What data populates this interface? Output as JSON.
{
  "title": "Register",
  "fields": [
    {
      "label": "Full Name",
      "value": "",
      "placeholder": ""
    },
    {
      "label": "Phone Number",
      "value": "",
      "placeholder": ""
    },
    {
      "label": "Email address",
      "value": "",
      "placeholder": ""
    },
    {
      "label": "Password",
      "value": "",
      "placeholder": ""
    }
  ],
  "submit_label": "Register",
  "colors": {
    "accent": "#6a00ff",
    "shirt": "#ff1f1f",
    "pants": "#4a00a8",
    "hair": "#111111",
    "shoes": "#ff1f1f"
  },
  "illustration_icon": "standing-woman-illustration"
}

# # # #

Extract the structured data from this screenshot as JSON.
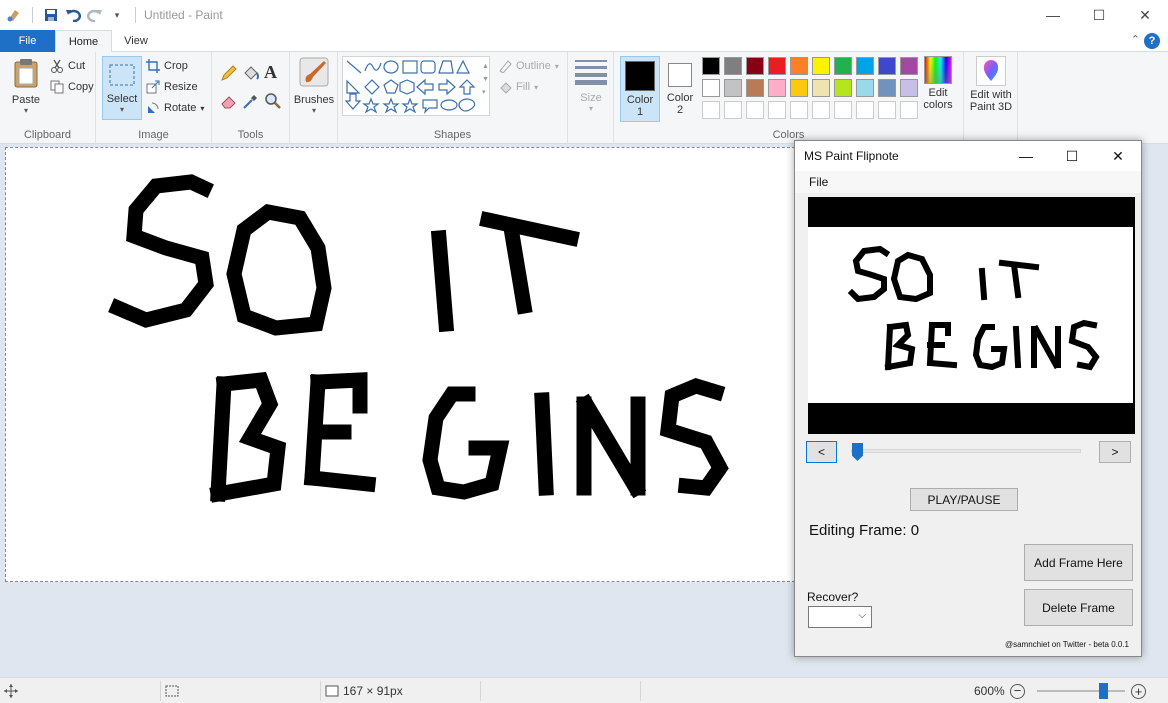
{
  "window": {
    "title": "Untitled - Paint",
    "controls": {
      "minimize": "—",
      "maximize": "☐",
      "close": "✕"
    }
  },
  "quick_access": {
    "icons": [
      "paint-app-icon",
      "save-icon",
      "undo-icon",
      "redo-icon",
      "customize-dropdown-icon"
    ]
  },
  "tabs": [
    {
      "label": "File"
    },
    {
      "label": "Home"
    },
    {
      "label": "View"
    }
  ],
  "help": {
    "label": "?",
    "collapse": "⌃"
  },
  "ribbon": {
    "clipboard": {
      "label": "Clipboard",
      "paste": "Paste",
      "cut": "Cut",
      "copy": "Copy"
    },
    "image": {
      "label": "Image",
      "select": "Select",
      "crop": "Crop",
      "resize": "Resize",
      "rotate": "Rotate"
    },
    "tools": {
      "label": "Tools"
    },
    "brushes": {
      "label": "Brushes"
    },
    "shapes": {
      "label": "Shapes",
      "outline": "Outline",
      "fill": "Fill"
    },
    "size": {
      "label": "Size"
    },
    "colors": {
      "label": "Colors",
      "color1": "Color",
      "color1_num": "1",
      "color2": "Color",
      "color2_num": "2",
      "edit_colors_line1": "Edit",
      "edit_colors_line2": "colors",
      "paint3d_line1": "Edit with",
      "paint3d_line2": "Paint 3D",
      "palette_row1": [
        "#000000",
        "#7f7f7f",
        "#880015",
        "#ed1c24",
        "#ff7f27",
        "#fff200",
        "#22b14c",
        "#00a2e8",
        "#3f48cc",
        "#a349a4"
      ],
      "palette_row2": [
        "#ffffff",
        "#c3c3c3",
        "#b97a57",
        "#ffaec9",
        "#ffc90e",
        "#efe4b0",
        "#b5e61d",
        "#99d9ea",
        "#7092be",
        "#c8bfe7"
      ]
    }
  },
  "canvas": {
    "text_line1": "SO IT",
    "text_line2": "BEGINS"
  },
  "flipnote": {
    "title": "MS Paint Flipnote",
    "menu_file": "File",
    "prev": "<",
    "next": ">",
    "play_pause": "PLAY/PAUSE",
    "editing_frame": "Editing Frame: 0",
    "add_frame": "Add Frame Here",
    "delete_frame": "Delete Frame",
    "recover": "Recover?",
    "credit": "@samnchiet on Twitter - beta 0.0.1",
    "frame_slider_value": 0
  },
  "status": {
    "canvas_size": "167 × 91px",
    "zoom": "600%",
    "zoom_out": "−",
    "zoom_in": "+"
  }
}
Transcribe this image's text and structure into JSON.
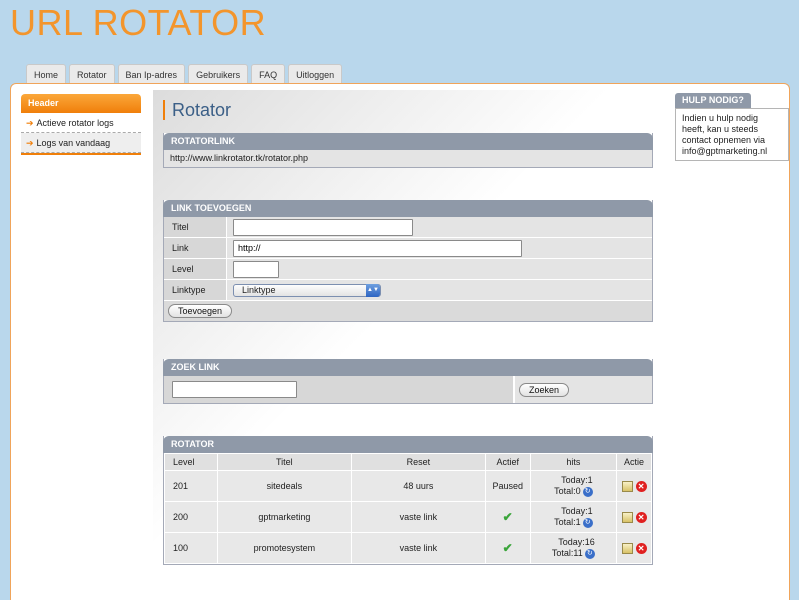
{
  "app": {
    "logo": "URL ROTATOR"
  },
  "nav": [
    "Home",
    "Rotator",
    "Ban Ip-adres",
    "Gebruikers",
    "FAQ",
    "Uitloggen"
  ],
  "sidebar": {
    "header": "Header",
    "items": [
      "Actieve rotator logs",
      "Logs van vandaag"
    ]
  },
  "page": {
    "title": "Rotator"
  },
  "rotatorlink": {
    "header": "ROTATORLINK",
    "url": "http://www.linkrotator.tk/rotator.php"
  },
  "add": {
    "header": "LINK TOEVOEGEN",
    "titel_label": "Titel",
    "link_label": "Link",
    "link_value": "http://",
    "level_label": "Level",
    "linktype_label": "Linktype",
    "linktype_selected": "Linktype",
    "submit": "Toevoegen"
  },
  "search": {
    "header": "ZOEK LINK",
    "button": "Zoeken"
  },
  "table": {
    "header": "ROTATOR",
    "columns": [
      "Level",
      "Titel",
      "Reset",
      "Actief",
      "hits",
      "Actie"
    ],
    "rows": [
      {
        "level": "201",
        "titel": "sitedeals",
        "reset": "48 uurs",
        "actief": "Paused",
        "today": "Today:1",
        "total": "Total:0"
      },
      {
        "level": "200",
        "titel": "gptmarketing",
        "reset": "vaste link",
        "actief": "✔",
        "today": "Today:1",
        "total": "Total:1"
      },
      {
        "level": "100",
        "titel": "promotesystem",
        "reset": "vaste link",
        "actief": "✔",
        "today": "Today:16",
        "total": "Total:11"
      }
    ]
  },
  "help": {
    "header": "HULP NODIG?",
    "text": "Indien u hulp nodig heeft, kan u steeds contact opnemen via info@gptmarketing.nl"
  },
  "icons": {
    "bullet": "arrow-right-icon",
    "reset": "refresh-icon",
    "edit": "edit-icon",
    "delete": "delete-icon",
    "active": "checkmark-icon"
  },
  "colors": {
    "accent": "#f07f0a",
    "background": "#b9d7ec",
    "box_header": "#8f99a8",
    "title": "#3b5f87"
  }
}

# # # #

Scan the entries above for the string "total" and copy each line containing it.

        "total": "Total:0"
        "total": "Total:1"
        "total": "Total:11"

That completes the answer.